A Fatal Thing Happened on the Way to the Forum

Pages: 320
Subject: History
Imprint: Oneworld

A Fatal Thing Happened on the Way to the Forum

Murder in Ancient Rome

Emma Southon

CSI: Ancient Rome - what can everyday killings tell us about the Empire and its people?
9780861540518 (2 Sep 2021)
RRP £10.99
9781786078377 (17 Sep 2020)
RRP £16.99

The Book

In Ancient Rome all the best stories have one thing in common - murder. Romulus killed Remus to found the city; Caesar was assassinated to save the Republic. Caligula was butchered in the theatre, Claudius was poisoned at dinner and Galba was beheaded in the forum. In one fifty-year period, twenty-six emperors were murdered.

But what did killing mean in a city where gladiators fought to the death to sate a crowd? Emma Southon examines real-life homicides from Roman history to explore how perpetrator, victim and the act itself were regarded by ordinary people. Inside Ancient Rome's unique culture of crime and punishment, we see how the Romans viewed life, death, and what it means to be human.

Additional Information

Subject History
Pages 320
Imprint Oneworld


About the Author

Emma Southon is a Bookshop Manager at Waterstones and the author of Agrippina: Empress, Exile, Hustler, Whore, a Best Book of the Year for the New Statesman. Armed with a PhD in Ancient History, she also co-hosts the History is Sexy podcast. She lives in Belfast, with her cat Livia, and tweets @NuclearTeeth. www.emmasouthon.com


‘A brilliant idea, brilliantly executed.'

- Tom Holland, author of Rubicon, Dynasty and Dominion

‘Southon brings some great and little-known murder stories to light, revelling in the bizarre and the macabre.'

- BBC History Magazine

'Blood, guts, murder, emperors and a sprinkling of uplifting Latin. A wonderful book on the Roman way of death. Mirabile dictu!'

- Harry Mount, author of Carpe Diem and Amo Amas Amat... and All That

‘I love this funny, scholarly, erudite, irreverent book; Emma Southon wears her learning lightly but we never for a moment doubt her authority, and the past arrives with total immediacy from the first page.
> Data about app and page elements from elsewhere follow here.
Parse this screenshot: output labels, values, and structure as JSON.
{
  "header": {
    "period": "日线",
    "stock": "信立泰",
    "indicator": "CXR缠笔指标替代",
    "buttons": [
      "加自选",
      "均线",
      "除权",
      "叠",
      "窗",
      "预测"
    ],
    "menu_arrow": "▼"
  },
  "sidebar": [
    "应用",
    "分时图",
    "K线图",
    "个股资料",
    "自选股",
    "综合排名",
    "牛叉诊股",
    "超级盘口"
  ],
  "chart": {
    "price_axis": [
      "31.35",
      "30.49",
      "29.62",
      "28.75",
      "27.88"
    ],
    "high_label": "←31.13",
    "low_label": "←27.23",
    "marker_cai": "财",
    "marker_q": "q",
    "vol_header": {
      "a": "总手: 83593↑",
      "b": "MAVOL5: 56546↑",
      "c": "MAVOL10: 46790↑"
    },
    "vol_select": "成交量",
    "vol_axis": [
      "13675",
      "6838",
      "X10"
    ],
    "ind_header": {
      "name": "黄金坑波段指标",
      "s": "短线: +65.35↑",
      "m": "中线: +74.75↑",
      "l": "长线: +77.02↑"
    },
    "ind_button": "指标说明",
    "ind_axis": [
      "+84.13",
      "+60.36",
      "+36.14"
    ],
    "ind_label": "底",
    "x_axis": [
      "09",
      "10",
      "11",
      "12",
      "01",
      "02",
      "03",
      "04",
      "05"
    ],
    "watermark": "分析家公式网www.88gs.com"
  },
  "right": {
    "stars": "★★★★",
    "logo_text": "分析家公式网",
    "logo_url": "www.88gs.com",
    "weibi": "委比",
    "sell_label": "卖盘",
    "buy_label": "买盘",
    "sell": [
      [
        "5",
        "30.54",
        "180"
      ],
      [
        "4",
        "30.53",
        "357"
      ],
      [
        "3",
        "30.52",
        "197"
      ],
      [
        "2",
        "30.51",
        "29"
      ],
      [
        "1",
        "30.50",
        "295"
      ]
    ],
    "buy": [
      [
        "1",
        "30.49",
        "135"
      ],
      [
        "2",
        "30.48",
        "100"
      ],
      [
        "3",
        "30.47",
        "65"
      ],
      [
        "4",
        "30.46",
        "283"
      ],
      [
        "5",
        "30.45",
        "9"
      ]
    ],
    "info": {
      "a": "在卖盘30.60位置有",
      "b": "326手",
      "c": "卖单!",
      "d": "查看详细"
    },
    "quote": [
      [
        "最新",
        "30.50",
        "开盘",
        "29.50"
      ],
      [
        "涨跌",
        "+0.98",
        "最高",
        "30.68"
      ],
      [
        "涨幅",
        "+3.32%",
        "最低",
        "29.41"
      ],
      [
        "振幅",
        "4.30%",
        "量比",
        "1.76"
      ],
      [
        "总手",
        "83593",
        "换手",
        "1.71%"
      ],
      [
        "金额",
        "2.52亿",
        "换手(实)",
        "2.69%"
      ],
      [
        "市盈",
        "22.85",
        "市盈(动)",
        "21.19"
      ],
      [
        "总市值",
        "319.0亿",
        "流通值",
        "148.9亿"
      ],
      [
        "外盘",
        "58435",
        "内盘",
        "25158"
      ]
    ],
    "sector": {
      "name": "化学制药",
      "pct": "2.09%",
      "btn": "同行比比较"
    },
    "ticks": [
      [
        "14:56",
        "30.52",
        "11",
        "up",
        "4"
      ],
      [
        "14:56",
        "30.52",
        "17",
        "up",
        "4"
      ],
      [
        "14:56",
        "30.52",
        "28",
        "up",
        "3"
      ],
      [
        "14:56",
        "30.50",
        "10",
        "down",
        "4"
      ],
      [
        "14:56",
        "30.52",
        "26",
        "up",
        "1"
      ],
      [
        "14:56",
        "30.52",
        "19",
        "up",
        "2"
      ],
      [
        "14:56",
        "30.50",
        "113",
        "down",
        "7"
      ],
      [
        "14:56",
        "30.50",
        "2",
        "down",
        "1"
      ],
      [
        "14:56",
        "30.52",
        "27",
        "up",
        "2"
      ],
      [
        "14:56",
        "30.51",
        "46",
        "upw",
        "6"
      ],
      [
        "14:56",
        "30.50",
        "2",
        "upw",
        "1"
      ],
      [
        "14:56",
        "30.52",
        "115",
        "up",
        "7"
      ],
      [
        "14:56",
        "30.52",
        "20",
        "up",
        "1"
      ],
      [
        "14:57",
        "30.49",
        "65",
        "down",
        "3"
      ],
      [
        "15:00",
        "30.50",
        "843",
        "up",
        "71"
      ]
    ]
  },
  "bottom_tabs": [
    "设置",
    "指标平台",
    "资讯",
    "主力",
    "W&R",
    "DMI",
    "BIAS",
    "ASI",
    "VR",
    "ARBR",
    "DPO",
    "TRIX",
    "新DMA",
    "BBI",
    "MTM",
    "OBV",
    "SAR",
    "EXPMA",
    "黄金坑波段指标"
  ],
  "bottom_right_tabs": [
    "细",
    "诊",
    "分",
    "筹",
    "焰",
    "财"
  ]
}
Reading it is like seeing a classical statue not remote and austere on a pedestal, but painted in all its original bright colours.'

- Sarah Perry, author of Melmoth and The Essex Serpent